Give the entries back exactly as they stand, but without pictures.

****

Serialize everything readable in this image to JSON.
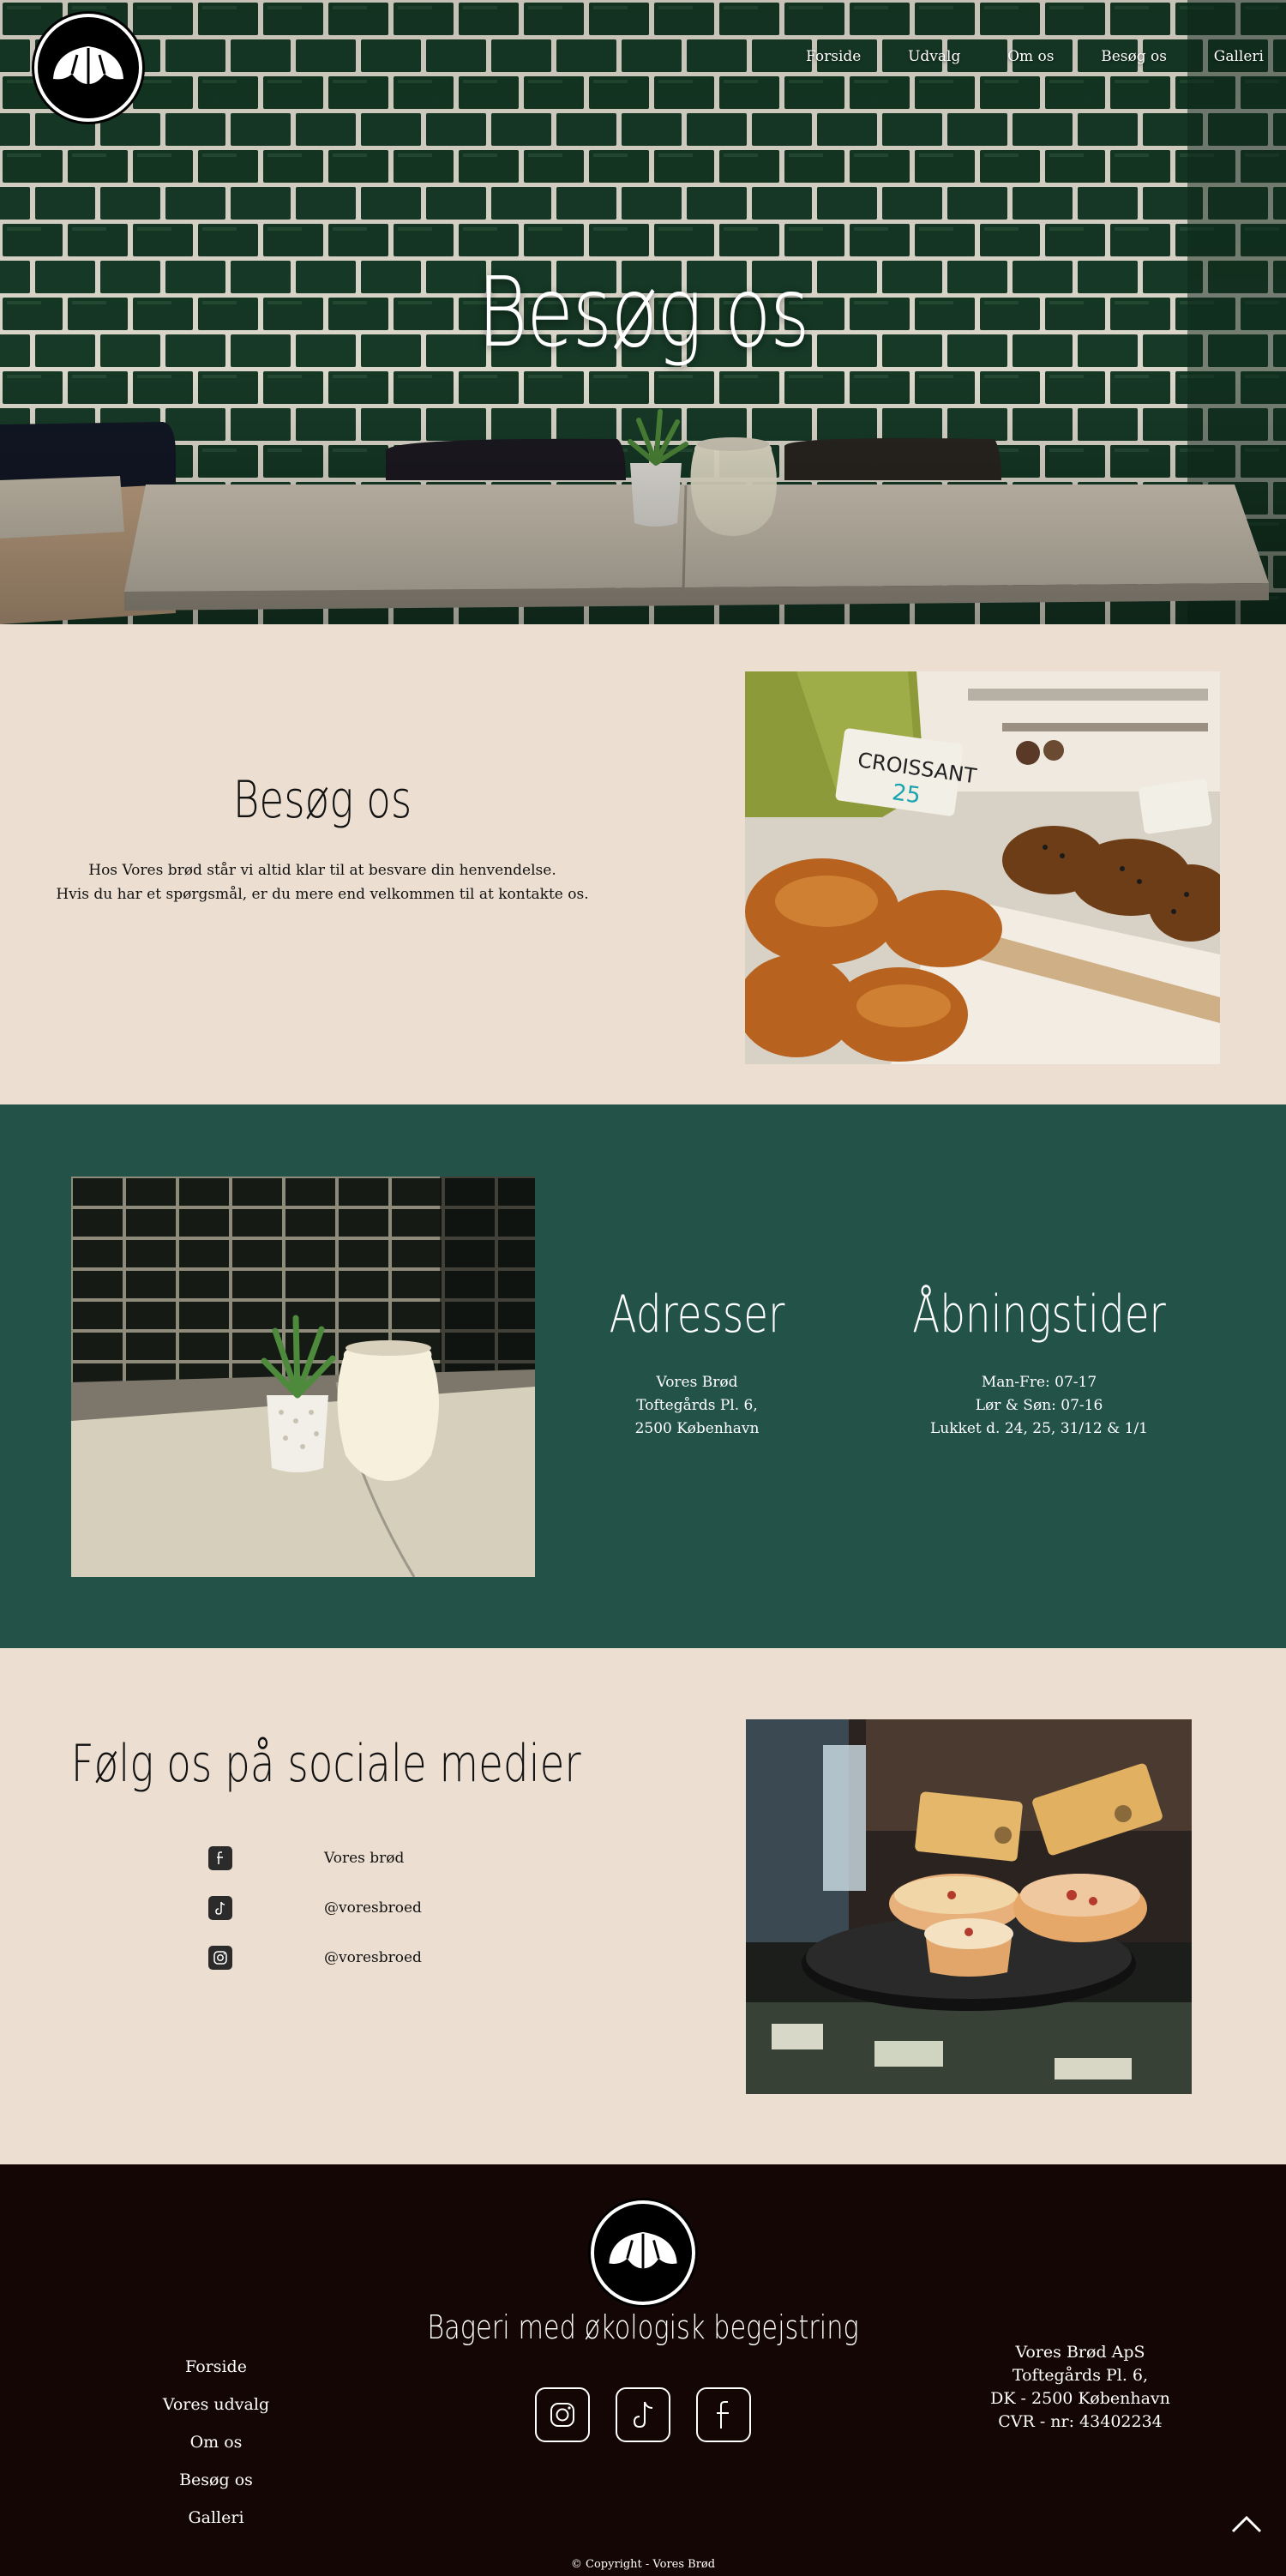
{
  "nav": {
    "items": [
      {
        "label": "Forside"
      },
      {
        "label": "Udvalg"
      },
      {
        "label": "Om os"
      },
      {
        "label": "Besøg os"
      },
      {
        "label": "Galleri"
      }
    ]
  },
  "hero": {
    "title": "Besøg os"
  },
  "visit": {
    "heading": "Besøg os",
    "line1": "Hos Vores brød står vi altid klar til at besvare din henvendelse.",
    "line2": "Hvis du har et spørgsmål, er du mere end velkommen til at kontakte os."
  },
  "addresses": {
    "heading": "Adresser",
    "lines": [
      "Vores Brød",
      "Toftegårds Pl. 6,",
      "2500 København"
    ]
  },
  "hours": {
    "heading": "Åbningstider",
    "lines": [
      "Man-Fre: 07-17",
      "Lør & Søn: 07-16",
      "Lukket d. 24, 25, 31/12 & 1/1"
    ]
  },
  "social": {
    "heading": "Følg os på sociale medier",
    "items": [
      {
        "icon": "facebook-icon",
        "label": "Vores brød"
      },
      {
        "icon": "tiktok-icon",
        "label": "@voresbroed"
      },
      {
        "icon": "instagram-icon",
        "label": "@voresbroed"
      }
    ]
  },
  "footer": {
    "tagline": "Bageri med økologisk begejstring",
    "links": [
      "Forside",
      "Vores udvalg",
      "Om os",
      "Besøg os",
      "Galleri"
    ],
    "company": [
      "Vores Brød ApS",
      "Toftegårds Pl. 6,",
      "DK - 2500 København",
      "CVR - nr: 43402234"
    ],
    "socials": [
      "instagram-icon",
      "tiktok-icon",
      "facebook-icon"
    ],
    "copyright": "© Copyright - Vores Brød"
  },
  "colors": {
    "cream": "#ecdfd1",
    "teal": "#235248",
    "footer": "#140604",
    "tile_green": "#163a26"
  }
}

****

TASK ANSWER:
Serialize everything readable in this image to JSON.
{
  "nav": {
    "items": [
      {
        "label": "Forside"
      },
      {
        "label": "Udvalg"
      },
      {
        "label": "Om os"
      },
      {
        "label": "Besøg os"
      },
      {
        "label": "Galleri"
      }
    ]
  },
  "hero": {
    "title": "Besøg os"
  },
  "visit": {
    "heading": "Besøg os",
    "line1": "Hos Vores brød står vi altid klar til at besvare din henvendelse.",
    "line2": "Hvis du har et spørgsmål, er du mere end velkommen til at kontakte os."
  },
  "addresses": {
    "heading": "Adresser",
    "lines": [
      "Vores Brød",
      "Toftegårds Pl. 6,",
      "2500 København"
    ]
  },
  "hours": {
    "heading": "Åbningstider",
    "lines": [
      "Man-Fre: 07-17",
      "Lør & Søn: 07-16",
      "Lukket d. 24, 25, 31/12 & 1/1"
    ]
  },
  "social": {
    "heading": "Følg os på sociale medier",
    "items": [
      {
        "icon": "facebook-icon",
        "label": "Vores brød"
      },
      {
        "icon": "tiktok-icon",
        "label": "@voresbroed"
      },
      {
        "icon": "instagram-icon",
        "label": "@voresbroed"
      }
    ]
  },
  "footer": {
    "tagline": "Bageri med økologisk begejstring",
    "links": [
      "Forside",
      "Vores udvalg",
      "Om os",
      "Besøg os",
      "Galleri"
    ],
    "company": [
      "Vores Brød ApS",
      "Toftegårds Pl. 6,",
      "DK - 2500 København",
      "CVR - nr: 43402234"
    ],
    "socials": [
      "instagram-icon",
      "tiktok-icon",
      "facebook-icon"
    ],
    "copyright": "© Copyright - Vores Brød"
  },
  "colors": {
    "cream": "#ecdfd1",
    "teal": "#235248",
    "footer": "#140604",
    "tile_green": "#163a26"
  }
}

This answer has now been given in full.